As Gov. Tate Reeves rolls back mask mandates and allows businesses to fully reopen, Tupelo health officials are encouraging residents to remain vigilant.
Reeves lifted all county mask mandates and allowed businesses to return to full capacity without any state-imposed rules starting at 5 p.m. Wednesday, citing plummeting hospitalizations and drastically falling COVID-19 case numbers.
David Wilson, president of North Mississippi Medical Center in Tupelo, said that while the governor is correct about numbers declining, he is concerned that without a mandate the number of new cases will increase.
“I do believe, given it’s not required, we will see far fewer people wearing a mask,” Wilson said.
He said the North Mississippi Health Services system will continue to adhere to Mississippi State Department of Health and Centers for Disease Control and Prevention recommendations and “will continue to require appropriate wearing of masks at all times” in its facilities with no plans to change or relax that position.
“Everybody’s worried about another surge and no doubt, the lack of masks will potentially contribute to another surge,” Wilson said. “We certainly would have preferred that the masking mandate stayed in place.”
Wilson feels most businesses, including restaurants, have done a good job with social distancing and managing themselves during a pandemic, “which has brought us to this trough and not to a peak,” he said.
In short, masks have been proven to work, Wilson said.
“Given that people have been more compliant in wearing masks throughout the state of Mississippi, we’ve seen the number of hospitalized COVID patients decrease to a low that we would have to go back probably at least 10 months ago to see,” Wilson said. “That didn’t happen by accident, and I would say that it didn’t happen due to vaccinations. It happened due to proper hand hygiene.

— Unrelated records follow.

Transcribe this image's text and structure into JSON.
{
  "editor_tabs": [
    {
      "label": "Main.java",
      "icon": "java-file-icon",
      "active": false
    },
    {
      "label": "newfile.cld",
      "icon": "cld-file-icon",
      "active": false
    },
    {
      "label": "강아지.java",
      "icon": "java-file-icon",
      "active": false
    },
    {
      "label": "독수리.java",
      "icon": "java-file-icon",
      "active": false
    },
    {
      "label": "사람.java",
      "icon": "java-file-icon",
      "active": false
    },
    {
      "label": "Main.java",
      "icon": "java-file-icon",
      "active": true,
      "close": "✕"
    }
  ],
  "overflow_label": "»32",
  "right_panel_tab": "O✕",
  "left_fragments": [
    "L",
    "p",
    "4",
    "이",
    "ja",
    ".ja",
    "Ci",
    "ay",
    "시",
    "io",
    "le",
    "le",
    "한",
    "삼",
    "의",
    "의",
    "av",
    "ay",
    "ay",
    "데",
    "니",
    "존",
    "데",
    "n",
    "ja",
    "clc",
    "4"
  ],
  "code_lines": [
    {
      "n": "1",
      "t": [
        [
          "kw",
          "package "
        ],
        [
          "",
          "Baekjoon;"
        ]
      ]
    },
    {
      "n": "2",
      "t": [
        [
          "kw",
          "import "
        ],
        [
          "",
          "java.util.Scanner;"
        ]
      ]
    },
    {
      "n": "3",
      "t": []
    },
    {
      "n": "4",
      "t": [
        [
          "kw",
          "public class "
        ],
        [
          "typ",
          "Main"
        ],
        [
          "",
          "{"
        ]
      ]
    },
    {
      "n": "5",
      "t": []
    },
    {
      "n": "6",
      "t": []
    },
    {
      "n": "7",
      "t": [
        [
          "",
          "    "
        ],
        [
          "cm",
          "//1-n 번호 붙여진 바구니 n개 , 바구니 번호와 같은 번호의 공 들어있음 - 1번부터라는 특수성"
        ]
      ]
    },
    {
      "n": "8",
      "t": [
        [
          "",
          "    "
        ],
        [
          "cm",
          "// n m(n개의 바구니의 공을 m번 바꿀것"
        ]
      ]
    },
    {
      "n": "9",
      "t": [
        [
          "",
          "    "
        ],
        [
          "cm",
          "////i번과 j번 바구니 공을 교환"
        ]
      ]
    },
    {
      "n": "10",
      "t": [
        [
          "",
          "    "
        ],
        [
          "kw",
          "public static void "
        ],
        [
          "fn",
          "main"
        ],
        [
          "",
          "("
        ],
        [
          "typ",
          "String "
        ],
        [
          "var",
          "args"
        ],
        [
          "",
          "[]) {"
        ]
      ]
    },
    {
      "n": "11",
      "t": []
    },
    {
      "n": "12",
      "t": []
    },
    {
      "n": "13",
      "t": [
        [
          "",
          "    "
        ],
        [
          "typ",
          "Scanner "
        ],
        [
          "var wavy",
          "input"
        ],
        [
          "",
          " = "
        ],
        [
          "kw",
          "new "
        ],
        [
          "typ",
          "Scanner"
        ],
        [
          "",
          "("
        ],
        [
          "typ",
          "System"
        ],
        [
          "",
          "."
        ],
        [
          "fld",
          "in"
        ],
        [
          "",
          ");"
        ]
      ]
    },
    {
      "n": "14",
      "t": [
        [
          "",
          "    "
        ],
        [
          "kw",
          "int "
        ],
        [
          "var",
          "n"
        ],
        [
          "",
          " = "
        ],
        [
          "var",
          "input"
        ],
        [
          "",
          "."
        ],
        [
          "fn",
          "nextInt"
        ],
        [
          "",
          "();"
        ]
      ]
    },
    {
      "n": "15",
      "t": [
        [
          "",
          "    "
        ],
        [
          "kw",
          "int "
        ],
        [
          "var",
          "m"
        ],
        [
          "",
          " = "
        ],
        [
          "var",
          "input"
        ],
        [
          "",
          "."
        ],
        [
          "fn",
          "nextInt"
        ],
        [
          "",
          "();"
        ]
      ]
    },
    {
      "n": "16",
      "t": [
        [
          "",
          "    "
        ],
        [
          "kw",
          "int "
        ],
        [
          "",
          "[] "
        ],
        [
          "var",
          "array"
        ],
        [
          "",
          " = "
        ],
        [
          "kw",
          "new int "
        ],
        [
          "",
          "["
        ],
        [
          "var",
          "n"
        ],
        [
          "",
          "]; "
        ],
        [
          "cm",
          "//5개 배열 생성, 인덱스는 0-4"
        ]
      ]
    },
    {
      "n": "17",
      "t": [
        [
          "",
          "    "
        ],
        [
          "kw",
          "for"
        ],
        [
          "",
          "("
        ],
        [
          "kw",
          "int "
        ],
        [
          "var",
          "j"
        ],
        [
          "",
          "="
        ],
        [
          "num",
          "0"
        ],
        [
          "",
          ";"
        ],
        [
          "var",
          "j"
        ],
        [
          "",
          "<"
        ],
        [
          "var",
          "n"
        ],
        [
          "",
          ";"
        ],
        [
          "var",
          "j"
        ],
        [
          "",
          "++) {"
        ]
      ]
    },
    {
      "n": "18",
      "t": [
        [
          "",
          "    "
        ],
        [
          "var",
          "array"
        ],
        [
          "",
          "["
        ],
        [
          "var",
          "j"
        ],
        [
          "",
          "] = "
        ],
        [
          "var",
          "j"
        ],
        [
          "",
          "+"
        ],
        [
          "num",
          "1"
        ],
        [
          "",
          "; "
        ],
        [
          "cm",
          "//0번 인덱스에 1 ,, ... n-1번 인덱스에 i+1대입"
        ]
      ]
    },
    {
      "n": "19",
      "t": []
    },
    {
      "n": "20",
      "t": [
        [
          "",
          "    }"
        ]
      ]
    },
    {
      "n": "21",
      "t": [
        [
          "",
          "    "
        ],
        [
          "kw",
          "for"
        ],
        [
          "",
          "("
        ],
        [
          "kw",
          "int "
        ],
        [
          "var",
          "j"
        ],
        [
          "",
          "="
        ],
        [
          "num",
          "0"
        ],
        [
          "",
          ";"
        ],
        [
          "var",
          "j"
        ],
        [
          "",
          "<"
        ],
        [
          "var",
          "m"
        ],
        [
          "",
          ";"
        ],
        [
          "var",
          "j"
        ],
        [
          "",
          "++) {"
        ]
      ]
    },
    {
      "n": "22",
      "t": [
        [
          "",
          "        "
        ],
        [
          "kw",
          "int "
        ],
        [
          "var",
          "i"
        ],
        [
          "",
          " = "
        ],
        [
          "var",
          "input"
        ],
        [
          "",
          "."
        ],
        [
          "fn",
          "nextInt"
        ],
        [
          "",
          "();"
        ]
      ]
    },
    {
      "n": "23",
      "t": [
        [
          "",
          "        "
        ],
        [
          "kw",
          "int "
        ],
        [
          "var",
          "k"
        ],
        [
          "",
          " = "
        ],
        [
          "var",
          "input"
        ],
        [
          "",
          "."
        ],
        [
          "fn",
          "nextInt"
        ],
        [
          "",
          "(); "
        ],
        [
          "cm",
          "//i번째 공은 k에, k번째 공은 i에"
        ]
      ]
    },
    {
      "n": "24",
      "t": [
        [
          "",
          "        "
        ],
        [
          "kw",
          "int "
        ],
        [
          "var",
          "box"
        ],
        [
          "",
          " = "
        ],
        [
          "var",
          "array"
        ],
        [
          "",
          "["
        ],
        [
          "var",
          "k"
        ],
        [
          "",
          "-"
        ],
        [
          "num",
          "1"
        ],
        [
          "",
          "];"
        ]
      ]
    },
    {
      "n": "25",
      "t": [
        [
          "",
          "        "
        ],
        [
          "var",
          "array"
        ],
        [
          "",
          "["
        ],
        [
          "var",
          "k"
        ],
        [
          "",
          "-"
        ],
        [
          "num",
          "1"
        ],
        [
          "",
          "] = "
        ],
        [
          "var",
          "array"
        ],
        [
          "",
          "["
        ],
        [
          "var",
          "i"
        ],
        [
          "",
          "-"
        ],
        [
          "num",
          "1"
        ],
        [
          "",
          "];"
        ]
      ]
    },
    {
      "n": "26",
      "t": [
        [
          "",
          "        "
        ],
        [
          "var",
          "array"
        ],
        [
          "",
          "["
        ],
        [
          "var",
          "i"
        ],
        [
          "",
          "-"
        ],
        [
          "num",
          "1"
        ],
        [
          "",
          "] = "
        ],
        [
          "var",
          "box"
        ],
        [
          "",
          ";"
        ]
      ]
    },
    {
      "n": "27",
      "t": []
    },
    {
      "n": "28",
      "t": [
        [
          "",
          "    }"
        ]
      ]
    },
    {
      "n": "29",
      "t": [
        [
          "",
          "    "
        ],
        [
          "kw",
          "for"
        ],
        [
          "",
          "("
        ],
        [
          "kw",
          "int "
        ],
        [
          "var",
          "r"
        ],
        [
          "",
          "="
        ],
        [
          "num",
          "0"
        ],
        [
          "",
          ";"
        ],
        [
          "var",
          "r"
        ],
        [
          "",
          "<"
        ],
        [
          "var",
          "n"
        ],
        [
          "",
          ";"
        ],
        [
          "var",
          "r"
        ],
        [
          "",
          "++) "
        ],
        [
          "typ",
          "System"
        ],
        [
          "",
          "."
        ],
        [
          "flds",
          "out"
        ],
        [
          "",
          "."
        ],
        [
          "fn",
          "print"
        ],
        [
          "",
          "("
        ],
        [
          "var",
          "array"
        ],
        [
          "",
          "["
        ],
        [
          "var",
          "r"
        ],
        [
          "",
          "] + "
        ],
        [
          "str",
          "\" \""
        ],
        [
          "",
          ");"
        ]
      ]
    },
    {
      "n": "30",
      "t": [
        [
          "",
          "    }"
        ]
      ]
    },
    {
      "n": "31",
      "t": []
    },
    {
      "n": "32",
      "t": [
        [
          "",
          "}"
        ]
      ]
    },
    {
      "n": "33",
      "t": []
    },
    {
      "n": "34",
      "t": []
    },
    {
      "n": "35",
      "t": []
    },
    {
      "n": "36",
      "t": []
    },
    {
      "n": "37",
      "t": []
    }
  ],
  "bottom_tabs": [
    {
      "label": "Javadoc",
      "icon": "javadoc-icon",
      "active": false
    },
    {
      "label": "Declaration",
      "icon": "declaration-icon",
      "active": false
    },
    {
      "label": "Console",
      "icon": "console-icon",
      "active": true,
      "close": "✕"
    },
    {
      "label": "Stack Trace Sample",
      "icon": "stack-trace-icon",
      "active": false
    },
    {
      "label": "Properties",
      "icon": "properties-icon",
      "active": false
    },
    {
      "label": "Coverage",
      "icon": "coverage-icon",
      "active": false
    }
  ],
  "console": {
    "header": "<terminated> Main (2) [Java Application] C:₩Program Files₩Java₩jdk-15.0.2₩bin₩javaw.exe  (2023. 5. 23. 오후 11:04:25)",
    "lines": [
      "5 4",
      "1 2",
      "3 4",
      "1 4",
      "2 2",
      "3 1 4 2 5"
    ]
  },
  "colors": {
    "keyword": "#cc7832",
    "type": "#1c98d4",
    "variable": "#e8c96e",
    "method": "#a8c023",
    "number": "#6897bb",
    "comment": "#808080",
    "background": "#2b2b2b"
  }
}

It happened because of social distancing and has happened because we’ve been wearing masks.”
The biggest lapses in compliance in the three key areas – wearing a mask, social distancing and washing hands often – tend to happen around holidays.
Dr. Jeremy Blanchard, the Chief Medical Officer of North Mississippi Health Services (NMHS), said that while health officials have had a hard time predicting when surges will occur, they are associated with times when people seem to drop their guard.
“That could be everything from decreasing social distancing, gathering indoors, such as Christmas, or not masking, such as early on during social gatherings where masks were not as common,” Blanchard said.
With spring break coming up in mid-March, Wilson said Mississippians have to remember that “the governor’s mandate has gone away, but it has not barred anyone from continuing to use common sense.”
“Common sense tells us right now that we should not stop wearing a mask. If you’re going on spring break, clearly I would advise you to continue to wash your hands, social distance and wear a mask,” Wilson said. “Even though that mask mandate is not there, there’s no reason you can’t wear a mask. It’s fairly basic.”
As the state’s masking and social distancing orders expire, instituting mask mandates has been left up to each municipality.
City leaders in Tupelo currently have no plans to impose a local mask mandate for the entire city, but Mayor Jason Shelton is expected to issue a local order requiring people to wear masks inside of city-owned buildings, such as City Hall.
Don Lewis, Tupelo’s chief operations officer, said the mayor sent an email on Tuesday evening to members of the city council and leaders of city departments informing them that masks are still required inside government buildings.
Blanchard said he has conversations with many different groups in the area, but “what we never do is advise them.” Instead, NMHS shares its own practices.
A list of “NMHS Safety Practices” reiterating the importance of wearing masks, social distancing and hand hygiene have been sent to the mayor and his office although Blanchard said he has not spoken to Shelton since Reeves’ new order took effect.
The simple steps they listed have been used to create an “incredibly safe environment” within NMHS institutions, according to Blanchard.
“We’re in a time where our relationship with each other as individuals and human beings is more important than it’s ever been because if we can be respectful of each other, be kind to each other and listen, understand and not reply, then what comes out of that is a conversation that allows us each to protect each other,” Blanchard said.
Taylor Vance contributed to this report.